“This tragedy has brought great sadness to the students and staff,” the schools wrote.

“Even students who did not personally know [Ashka or Anushka] may be affected by this loss. It is important to remember that death can affect students in a variety of ways. Students who have experienced a recent trauma or death in the family may particularly need additional support.”

Brampton Mayor Patrick Brown said the family is dealing with an “unbelievably tragic situation” in a statement issued on Monday.

“Global Affairs Canada has been in touch with the family members in Brampton and will assist,” he wrote. “As a sign of respect, all flags at City Hall with be half-mast until further notice.”

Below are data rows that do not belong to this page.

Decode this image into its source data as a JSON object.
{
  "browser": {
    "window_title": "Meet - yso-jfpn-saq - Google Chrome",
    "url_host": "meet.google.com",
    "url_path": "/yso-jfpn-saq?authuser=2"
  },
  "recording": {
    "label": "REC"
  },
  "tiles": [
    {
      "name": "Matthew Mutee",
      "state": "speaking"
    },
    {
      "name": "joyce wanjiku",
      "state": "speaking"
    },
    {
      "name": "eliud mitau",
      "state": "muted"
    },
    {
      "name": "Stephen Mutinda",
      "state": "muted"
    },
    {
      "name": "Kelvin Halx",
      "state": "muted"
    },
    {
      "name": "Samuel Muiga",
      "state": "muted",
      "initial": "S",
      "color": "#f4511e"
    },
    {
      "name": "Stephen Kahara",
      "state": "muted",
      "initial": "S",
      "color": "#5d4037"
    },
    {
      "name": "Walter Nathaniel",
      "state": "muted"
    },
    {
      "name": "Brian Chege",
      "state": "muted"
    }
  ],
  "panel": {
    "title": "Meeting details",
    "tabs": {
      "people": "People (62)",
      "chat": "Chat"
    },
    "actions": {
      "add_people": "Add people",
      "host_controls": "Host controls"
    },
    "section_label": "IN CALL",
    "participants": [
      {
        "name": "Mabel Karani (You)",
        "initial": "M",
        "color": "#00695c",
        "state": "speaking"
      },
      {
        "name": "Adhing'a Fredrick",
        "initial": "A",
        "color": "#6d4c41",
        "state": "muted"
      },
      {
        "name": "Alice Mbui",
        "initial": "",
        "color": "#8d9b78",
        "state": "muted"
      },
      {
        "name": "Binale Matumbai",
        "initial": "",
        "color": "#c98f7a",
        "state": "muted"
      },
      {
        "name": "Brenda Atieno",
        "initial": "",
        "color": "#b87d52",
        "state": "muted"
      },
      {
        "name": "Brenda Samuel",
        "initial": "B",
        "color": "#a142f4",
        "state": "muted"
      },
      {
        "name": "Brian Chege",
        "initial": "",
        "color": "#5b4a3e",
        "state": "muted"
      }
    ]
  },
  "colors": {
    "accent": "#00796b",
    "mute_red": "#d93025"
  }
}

“As more details become known, I will provide a further update on how Brampton residents can assist this family. Our thoughts and prayers are with them during this time of sorrow and reflection.”

It is not known what caused the Ethiopian Airlines plane to go down, six minutes after taking off from Bole Airport in Addis Ababa.

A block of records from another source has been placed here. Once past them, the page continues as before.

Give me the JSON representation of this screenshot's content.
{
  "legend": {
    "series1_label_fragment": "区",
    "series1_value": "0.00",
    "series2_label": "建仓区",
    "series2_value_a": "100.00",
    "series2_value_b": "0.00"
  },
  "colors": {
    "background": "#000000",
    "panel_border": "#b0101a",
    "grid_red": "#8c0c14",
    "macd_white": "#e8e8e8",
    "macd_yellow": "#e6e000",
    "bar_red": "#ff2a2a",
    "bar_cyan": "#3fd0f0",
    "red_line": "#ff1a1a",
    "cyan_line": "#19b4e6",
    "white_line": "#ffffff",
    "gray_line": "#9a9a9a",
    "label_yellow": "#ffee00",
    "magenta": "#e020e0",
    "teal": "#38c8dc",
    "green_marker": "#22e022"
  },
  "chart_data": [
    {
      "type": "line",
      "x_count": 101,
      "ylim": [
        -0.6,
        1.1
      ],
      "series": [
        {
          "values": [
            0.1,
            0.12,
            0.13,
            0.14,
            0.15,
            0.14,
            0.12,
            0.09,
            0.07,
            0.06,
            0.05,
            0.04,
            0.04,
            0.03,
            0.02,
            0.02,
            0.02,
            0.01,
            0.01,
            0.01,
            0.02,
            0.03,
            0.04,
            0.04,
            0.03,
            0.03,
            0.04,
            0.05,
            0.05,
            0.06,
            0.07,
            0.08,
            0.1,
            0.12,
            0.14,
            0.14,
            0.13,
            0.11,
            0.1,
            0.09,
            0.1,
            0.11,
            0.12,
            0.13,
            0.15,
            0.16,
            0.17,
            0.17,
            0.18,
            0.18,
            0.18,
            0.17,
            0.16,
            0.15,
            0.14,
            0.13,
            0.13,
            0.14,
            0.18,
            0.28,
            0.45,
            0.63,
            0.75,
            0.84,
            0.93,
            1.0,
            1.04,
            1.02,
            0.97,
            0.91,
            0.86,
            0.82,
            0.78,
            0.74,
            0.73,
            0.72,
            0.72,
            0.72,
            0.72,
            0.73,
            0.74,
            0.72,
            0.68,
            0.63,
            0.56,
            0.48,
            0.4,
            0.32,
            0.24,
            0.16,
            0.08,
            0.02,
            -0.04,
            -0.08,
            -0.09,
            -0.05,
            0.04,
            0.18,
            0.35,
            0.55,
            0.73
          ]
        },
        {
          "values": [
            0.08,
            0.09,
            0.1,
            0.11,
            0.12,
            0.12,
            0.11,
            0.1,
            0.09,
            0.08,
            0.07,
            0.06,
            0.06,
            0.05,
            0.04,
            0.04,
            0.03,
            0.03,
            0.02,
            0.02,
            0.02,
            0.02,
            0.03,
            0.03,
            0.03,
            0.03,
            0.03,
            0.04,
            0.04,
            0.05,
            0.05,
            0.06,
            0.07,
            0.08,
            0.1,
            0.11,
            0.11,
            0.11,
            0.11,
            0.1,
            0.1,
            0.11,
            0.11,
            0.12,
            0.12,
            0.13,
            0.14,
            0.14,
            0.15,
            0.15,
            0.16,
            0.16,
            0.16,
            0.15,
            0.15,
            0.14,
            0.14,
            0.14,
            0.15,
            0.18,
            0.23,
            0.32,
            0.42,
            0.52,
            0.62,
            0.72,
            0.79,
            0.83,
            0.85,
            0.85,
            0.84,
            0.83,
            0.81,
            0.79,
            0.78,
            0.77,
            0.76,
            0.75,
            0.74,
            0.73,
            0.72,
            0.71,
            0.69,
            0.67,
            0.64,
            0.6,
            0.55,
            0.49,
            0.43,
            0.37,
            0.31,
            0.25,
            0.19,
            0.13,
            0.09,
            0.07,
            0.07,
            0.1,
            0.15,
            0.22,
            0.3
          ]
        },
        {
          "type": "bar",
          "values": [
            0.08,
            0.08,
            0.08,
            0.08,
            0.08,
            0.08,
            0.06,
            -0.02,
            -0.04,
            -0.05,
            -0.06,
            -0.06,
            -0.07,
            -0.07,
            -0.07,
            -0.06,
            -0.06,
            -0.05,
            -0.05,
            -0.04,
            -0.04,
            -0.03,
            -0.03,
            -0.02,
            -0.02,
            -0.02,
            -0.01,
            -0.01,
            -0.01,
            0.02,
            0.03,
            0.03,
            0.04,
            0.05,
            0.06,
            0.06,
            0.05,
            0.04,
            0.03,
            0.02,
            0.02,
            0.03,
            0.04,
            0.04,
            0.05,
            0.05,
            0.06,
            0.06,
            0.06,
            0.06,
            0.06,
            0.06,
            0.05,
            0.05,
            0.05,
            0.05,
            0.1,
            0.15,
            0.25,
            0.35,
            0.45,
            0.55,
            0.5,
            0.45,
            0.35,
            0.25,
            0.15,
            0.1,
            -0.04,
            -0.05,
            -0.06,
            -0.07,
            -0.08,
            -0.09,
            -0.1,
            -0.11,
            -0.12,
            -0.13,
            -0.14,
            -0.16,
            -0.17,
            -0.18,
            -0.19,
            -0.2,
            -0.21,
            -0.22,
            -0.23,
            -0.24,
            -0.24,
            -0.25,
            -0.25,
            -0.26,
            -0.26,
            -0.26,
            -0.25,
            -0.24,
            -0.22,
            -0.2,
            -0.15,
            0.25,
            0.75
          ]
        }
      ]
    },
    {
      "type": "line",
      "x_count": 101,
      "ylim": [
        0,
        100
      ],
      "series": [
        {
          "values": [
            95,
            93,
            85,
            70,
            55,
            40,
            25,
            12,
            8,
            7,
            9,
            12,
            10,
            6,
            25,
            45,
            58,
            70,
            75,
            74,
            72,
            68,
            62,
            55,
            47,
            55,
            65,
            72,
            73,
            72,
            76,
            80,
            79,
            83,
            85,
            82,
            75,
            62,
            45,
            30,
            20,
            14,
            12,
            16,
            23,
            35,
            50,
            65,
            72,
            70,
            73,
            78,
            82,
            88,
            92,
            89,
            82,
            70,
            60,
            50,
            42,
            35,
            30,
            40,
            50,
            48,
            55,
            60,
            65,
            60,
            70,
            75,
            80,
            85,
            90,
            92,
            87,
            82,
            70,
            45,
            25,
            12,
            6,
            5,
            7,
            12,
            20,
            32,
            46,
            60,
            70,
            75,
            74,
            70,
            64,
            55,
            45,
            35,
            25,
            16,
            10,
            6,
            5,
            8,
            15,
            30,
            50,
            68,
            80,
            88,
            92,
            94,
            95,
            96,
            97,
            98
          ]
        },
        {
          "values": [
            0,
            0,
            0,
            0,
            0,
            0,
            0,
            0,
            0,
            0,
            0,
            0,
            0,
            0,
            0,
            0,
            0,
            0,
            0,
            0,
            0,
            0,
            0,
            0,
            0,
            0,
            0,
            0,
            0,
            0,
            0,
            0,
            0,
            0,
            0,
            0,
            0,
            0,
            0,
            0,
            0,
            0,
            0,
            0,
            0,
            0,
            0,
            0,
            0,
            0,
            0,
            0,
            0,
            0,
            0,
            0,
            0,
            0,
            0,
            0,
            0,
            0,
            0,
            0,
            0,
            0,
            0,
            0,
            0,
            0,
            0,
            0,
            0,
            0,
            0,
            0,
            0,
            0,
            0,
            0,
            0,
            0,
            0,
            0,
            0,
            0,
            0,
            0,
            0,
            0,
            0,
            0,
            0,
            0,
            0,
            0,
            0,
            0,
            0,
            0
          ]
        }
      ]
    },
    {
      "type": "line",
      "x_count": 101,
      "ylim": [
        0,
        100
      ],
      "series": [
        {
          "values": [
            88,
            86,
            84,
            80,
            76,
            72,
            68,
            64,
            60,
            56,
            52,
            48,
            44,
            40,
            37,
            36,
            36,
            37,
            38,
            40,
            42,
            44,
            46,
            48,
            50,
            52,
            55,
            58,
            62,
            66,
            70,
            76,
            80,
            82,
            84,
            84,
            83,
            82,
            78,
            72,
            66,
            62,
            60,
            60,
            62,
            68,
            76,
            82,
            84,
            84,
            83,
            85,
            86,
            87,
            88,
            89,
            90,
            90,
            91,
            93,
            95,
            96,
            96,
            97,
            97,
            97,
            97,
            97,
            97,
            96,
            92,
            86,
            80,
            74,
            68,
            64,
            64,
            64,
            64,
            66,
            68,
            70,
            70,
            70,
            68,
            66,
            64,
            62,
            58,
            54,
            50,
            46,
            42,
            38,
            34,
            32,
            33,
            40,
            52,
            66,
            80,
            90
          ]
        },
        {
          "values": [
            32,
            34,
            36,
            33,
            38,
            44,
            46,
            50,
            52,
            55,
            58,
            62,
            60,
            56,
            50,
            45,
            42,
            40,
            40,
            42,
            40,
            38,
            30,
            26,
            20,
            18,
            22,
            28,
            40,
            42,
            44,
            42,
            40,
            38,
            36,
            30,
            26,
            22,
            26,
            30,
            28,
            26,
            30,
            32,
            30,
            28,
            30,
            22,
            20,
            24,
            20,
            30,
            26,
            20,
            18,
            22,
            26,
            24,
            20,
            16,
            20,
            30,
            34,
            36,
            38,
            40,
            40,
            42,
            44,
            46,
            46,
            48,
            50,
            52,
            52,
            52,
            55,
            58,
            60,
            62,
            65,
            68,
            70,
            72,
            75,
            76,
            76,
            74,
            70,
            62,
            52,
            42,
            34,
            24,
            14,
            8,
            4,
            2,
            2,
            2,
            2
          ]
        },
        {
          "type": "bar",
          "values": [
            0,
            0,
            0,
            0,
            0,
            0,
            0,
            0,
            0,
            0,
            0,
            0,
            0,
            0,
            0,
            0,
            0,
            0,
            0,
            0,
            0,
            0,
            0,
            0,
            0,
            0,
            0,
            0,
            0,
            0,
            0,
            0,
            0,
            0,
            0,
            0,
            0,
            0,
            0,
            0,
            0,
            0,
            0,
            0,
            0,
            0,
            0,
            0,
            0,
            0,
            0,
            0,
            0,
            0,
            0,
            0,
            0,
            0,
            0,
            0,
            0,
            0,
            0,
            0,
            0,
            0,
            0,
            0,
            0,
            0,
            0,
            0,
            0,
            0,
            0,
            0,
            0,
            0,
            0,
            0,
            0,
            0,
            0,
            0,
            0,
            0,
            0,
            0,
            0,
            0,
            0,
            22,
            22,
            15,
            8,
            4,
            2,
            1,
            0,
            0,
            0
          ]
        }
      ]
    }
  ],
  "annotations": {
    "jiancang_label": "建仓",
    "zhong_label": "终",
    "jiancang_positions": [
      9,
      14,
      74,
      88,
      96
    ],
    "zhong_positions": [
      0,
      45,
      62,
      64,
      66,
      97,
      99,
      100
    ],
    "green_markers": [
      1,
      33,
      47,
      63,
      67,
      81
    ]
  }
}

None of the 157 people aboard survived the crash.

On Monday, an airline official confirmed to The Associated Press that the “black box” had been recovered, though it was partially damaged.

Vaidya said his brother-in-law always booked the “best flight” when travelling, often doing extensive research on his options before buying.

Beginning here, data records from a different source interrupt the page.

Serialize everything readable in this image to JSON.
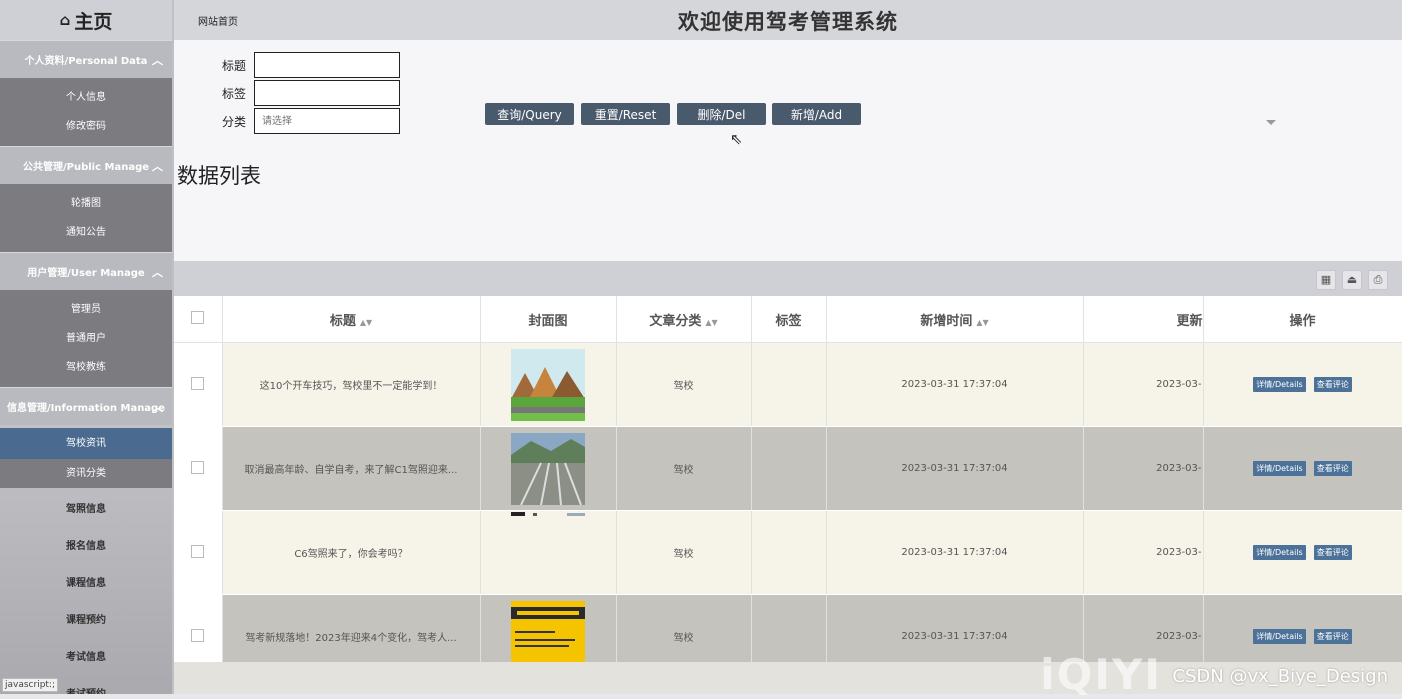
{
  "sidebar": {
    "home_label": "主页",
    "groups": [
      {
        "title": "个人资料/Personal Data",
        "items": [
          "个人信息",
          "修改密码"
        ]
      },
      {
        "title": "公共管理/Public Manage",
        "items": [
          "轮播图",
          "通知公告"
        ]
      },
      {
        "title": "用户管理/User Manage",
        "items": [
          "管理员",
          "普通用户",
          "驾校教练"
        ]
      },
      {
        "title": "信息管理/Information Manage",
        "items": [
          "驾校资讯",
          "资讯分类"
        ]
      }
    ],
    "plain_items": [
      "驾照信息",
      "报名信息",
      "课程信息",
      "课程预约",
      "考试信息",
      "考试预约"
    ],
    "status_tip": "javascript:;"
  },
  "header": {
    "breadcrumb": "网站首页",
    "title": "欢迎使用驾考管理系统"
  },
  "search": {
    "title_label": "标题",
    "tag_label": "标签",
    "category_label": "分类",
    "category_placeholder": "请选择",
    "buttons": {
      "query": "查询/Query",
      "reset": "重置/Reset",
      "delete": "删除/Del",
      "add": "新增/Add"
    }
  },
  "list_title": "数据列表",
  "table": {
    "headers": {
      "title": "标题",
      "cover": "封面图",
      "category": "文章分类",
      "tag": "标签",
      "created": "新增时间",
      "updated": "更新",
      "ops": "操作"
    },
    "rows": [
      {
        "title": "这10个开车技巧，驾校里不一定能学到！",
        "category": "驾校",
        "tag": "",
        "created": "2023-03-31 17:37:04",
        "updated": "2023-03-"
      },
      {
        "title": "取消最高年龄、自学自考，来了解C1驾照迎来...",
        "category": "驾校",
        "tag": "",
        "created": "2023-03-31 17:37:04",
        "updated": "2023-03-"
      },
      {
        "title": "C6驾照来了，你会考吗？",
        "category": "驾校",
        "tag": "",
        "created": "2023-03-31 17:37:04",
        "updated": "2023-03-"
      },
      {
        "title": "驾考新规落地！2023年迎来4个变化，驾考人...",
        "category": "驾校",
        "tag": "",
        "created": "2023-03-31 17:37:04",
        "updated": "2023-03-"
      }
    ],
    "op_details": "详情/Details",
    "op_comments": "查看评论"
  },
  "watermark": {
    "brand": "iQIYI",
    "text": "CSDN @vx_Biye_Design"
  },
  "colors": {
    "accent": "#4a5a6d",
    "active_nav": "#4a6b8f",
    "op_button": "#4c7299"
  }
}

“He always does his homework before he chooses. Even with the new technology on the planes, I’m surprised that there was an issue like that,” he said.

“My message to Boeing and any airline is to please do the quality checks so we don’t lose people. I mean, a four-month old plane that goes down with the newest version of technology…”

Now, Vaidya and his wife have to wait on word from officials in Ethiopia about the recovery of remains.

It may be another 72 hours before the family will know whether their loved ones were located.

“Once the remains are found, if at all, then we will be making the travel arrangements to go to Ethiopia and identify those,” he said.

“If in the event we are fortunate enough to get the remains, I will be travelling to Ethiopia in the next few days. If not, then… I don’t know.”

Vaidya remains hopeful some of their remains will be found. He said his mother still has close family in India and that if something is located, he will bring their ashes to India for traditional Hindu rituals before returning to Canada.

“To make sure that their souls get peace,” he said.

In the meantime, other members of their family have flocked to their Brampton home to offer support during the difficult time. The impending adjustment to life without their immediate family already weighs heavy on their minds.

“I felt with my mother-in-law, she was like she was my mother. She cared. Whatever happened with me… any issue… she was just so caring. It’s a big loss,” Hiral Vaidya said.

“It’s just a nightmare.”